● **RECORDS TO PROCESS**:
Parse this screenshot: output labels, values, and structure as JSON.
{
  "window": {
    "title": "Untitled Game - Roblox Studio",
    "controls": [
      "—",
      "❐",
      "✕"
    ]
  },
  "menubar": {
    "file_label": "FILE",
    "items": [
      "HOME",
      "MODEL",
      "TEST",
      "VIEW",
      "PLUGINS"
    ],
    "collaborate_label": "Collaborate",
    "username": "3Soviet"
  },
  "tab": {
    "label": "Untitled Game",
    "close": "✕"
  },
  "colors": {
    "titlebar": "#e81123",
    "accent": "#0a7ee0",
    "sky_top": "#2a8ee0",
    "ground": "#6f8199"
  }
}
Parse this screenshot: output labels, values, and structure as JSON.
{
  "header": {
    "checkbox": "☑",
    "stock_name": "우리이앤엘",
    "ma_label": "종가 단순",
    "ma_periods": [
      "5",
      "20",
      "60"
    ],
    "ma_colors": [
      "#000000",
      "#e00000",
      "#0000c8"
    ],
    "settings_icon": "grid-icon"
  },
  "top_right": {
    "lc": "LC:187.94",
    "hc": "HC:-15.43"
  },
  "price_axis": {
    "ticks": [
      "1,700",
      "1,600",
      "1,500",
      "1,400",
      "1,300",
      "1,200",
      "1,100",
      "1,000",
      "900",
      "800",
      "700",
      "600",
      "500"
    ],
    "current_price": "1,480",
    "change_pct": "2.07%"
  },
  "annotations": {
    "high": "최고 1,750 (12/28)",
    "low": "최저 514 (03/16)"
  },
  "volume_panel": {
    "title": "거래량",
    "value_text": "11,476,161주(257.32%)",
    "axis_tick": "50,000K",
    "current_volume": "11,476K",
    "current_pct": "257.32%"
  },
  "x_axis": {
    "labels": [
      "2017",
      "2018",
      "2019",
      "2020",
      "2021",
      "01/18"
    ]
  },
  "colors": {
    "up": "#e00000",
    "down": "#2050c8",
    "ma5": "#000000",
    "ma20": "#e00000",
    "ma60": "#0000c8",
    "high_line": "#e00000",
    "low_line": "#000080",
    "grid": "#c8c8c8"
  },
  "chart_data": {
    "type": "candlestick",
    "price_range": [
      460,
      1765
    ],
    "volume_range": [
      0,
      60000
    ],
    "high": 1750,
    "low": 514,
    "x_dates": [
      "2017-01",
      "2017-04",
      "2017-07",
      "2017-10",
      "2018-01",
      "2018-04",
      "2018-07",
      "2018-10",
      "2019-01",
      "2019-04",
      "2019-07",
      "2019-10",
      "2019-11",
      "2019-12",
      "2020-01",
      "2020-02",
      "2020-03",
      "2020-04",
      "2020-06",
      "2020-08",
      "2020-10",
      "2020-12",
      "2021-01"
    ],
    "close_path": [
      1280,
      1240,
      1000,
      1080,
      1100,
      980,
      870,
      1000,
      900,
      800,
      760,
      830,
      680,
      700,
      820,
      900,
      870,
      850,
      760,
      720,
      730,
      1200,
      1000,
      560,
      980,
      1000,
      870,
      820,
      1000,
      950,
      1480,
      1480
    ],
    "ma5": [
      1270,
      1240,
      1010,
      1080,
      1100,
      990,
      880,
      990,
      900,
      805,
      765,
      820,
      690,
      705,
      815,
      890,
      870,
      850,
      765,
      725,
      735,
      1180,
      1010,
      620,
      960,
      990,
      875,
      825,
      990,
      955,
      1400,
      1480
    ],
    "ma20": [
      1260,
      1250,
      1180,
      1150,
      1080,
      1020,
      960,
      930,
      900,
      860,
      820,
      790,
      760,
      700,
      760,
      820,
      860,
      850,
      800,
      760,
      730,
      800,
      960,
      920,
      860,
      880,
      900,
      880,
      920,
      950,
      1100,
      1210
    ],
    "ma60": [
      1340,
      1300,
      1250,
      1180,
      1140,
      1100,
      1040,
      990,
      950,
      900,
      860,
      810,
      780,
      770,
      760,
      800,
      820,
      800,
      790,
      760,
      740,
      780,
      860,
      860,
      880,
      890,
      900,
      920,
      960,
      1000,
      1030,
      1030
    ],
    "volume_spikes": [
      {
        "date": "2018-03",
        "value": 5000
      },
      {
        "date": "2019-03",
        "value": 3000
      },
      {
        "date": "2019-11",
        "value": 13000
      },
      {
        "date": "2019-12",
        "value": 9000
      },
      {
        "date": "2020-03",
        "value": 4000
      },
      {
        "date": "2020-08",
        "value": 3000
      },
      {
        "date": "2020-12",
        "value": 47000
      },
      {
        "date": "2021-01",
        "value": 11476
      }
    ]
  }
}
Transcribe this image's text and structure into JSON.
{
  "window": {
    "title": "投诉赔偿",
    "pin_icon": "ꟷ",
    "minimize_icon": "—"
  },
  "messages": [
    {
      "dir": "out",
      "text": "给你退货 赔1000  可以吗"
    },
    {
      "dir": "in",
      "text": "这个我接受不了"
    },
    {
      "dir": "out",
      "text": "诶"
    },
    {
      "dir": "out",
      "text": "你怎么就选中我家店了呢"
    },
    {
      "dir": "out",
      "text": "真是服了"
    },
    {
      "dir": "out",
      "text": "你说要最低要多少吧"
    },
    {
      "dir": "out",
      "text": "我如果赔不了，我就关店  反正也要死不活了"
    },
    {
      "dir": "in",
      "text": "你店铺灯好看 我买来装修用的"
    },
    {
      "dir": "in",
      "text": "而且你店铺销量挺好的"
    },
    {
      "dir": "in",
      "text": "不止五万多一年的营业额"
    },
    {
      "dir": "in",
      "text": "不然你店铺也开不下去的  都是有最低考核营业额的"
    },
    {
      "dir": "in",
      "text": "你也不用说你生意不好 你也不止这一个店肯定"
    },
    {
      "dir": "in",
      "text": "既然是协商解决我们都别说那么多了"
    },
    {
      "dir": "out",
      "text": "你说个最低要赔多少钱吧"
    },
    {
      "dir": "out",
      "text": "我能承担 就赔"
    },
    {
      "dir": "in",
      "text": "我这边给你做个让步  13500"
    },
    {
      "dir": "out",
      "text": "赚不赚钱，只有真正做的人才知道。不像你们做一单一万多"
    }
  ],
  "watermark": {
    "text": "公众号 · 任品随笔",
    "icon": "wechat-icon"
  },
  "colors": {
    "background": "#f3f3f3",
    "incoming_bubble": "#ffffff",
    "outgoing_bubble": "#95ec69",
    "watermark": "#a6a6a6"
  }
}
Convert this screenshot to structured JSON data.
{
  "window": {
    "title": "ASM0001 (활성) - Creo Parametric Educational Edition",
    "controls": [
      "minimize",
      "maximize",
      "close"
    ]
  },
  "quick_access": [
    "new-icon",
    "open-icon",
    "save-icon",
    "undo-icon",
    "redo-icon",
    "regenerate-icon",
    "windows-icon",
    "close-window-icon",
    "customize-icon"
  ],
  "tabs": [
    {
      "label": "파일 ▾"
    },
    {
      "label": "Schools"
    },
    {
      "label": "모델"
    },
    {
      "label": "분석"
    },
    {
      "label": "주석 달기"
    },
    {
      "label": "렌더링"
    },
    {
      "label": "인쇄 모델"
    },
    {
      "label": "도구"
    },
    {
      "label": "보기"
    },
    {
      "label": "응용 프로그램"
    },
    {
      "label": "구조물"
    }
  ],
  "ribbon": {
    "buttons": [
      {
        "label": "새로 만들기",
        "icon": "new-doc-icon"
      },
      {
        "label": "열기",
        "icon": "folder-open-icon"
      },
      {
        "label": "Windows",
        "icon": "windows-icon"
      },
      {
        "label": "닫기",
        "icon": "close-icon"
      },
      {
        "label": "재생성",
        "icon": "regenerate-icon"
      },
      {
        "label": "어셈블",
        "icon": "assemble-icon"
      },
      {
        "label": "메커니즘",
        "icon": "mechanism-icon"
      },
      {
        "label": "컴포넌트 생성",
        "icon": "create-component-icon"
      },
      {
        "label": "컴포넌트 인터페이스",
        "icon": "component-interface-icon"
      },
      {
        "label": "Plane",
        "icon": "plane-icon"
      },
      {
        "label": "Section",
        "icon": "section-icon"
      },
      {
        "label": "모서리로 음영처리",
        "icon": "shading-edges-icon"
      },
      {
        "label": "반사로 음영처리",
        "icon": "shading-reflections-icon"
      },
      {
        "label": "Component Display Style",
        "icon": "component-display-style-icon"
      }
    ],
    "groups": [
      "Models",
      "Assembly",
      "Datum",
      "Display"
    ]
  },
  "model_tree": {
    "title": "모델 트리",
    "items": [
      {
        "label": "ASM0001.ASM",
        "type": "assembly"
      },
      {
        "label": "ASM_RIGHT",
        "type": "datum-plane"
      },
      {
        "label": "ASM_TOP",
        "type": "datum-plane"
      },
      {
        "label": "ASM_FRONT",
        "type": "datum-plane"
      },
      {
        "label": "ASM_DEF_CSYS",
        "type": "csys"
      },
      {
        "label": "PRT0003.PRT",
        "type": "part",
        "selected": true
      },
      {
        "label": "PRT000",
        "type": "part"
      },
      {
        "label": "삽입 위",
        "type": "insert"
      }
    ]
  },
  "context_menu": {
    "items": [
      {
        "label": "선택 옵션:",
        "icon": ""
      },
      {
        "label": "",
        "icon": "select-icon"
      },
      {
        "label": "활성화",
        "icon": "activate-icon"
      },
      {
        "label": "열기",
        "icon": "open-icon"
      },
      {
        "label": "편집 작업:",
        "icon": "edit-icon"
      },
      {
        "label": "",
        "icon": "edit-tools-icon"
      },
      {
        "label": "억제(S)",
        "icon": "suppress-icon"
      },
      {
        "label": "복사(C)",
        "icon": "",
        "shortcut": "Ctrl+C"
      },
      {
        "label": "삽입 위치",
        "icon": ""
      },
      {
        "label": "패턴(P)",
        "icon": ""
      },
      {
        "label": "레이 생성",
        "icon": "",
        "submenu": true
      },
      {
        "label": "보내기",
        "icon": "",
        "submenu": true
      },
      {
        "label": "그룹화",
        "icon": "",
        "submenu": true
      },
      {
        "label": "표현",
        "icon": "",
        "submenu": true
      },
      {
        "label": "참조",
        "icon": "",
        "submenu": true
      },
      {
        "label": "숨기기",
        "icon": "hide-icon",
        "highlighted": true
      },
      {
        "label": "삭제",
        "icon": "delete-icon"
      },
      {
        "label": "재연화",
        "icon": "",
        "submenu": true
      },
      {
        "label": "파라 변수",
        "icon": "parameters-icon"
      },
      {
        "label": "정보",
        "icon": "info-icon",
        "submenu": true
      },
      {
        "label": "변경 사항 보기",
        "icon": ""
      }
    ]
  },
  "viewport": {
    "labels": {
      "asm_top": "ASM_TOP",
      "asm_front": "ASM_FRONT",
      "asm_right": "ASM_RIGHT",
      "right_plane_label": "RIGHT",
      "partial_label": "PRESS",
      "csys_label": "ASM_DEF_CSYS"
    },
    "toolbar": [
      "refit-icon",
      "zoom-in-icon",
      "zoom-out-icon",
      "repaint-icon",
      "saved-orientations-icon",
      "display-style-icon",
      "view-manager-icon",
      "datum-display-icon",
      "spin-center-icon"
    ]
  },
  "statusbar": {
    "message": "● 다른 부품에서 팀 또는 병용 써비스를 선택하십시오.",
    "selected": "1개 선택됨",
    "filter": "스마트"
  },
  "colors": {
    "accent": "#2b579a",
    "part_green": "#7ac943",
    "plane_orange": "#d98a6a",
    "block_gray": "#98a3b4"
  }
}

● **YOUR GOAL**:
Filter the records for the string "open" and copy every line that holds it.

● **THE COMPLETED TASK**:
    "open-icon",
        "icon": "folder-open-icon"
        "icon": "open-icon"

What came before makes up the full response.